Critical in any studio, most low-frequency microphones cost anywhere from $100 to $500. The ones on the lower end of the price scale don’t deliver fabulous quality; they allow a good deal of bleed from treble instruments while providing bass response only slightly better than a standard vocal mic would. Fortunately, using a few spare parts, you can build one that rivals the expensive models.
This is one of the easiest studio hacks, suitable for beginners with no electronics experience, and the results are truly surprising. Better yet, you’ll save hundreds of dollars while upcycling stuff you weren’t using. The only tools needed are a power drill-driver and something to strip wires (a lineman’s plier or most pocket multitools will do it). Here’s the recipe.
1. Remove the woofer from an old speaker
Most speakers can be reverse engineered into DIY mics. The most useful are the woofers (bass speakers) from three-way speaker towers. Modern speakers tend to be smaller, so these big towers are frequently sold cheaply at tag sales or put out by the street for free. You may well already have some you’re not using. Aim for a large woofer; 12 inches or so is good.Remove the speaker grill, if it has one, and unscrew the four screws that hold the woofer in the cabinet. Once you have the cone of the speaker out, you’ll see two wires, most likely red and black, attached to the cone. Cut these wires where they attach to the interior of the speaker box, leaving as much slack attached to the cone as possible. Now, strip about a half an inch of plastic insulation off the cut ends of the wires, being careful not to cut the metal threads inside. You now have the giant diaphragm of your low-frequency microphone. Don’t throw away the screws you just took out; you’ll need them later.
Remove the speaker grill, if it has one, and unscrew the four screws that hold the woofer in the cabinet. Once you have the cone of the speaker out, you’ll see two wires, most likely red and black, attached to the cone. Cut these wires where they attach to the interior of the speaker box, leaving as much slack attached to the cone as possible. Now, strip about a half an inch of plastic insulation off the cut ends of the wires, being careful not to cut the metal threads inside.
You now have the giant diaphragm of your low-frequency microphone. Don’t throw away the screws you just took out; you’ll need them later.
2. Attach the speaker to a microphone cable
Remove the screw from the female end of a microphone cable. The metal housing slides off, revealing three soldered terminals. Of the wires attached to these terminals, one wire will typically be white and another black (the grey one is a ground wire, which we won’t need). Using your pliers, carefully remove the wires from the terminals. As before, strip a little insulation from the black and white wires.
Now you’re ready to join the wires. Twist the black wire from the speaker to the black wire on the cable. Then join the red speaker wire to the white wire from the cable. Once they’re twisted together, you’ll want to screw a plastic wire nut onto the joined wires to keep them together and prevent them from grounding out on any other metal. If you don’t have any wire nuts handy, just wrap the joints in a very short length of electrical tape.

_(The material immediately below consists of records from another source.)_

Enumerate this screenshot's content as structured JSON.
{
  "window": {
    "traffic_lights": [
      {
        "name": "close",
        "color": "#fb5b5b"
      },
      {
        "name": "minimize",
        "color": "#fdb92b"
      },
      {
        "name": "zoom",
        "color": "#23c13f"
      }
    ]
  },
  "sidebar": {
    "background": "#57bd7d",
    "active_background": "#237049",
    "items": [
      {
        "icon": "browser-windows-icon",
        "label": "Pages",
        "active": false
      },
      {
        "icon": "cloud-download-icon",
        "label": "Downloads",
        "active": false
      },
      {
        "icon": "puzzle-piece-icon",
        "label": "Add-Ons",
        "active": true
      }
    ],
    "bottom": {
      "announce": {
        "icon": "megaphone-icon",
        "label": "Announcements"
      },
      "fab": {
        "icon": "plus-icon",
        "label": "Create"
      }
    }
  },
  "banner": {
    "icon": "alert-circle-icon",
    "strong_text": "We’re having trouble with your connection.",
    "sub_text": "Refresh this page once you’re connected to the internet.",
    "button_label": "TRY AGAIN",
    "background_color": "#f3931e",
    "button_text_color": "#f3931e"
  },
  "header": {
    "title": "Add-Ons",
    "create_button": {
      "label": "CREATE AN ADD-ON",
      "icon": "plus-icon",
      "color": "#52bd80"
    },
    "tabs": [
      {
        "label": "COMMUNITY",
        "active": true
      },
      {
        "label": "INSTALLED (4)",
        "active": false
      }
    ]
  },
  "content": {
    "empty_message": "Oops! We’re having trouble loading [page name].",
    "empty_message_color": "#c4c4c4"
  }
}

3. Test your microphone
Before doing any more work, plug your mic into a phantom-powered mixing board and test it. Try holding it up in front of a bass drum, bass guitar, or any instrument with a lot of low end. If you’re getting a good signal with no buzz or static, you’ve done the first two steps correctly. Now seal up those wire connections with more tape so they’re secure. It’s time to finish the job.
4. Build a frame or box so your mic can stand up
Obviously, you can’t keep holding your new mic up in front of sound sources. Find some scrap wood and use the speaker’s mounting screws to construct a simple frame that allows the mic to stand up. It doesn’t need to be pretty, but it does need to be secure and strong. You can get creative with this step and use whatever might work.
When working, be extremely careful not to puncture the cone of the speaker with your tools! Screw it together firmly, using more hardware than you think you’ll need. It always pays to overbuild. If a bandmate can sit or step on this structure without breaking it, you’ve done your job. As an alternative, if you’re skilled with a circular saw, you can just cut off the portion of the original speaker cabinet that had your woofer mounted in it originally, drilling a hole in the box for the microphone cable to pass through.
5. Record with your new, free microphone
Besides being cheap and easily constructed, this mic has three very serious advantages over store-bought mics. First, the huge diameter of the diaphragm admits tons of low-frequency response. Second, this mic "hears" almost no treble, so even on a drum set there will be a ridiculously small amount of bleed from the snare and cymbals. Lastly, the mic’s natural input gain is low. It takes a lot of air pressure to move that big diaphragm, so you can place it half an inch from a thundering bass drum or speaker cabinet without clipping.
The one downside? The speaker cone is fragile, so it’s a good idea to store it somewhere up high or in a cabinet when it’s not being used. It would be a shame to have someone kick the cone by mistake and destroy your hard work.
Jesse Sterling Harrison is an author, recording artist, and part-time farmer. He lives in Massachusetts with his wife, three daughters, and a herd of ducks.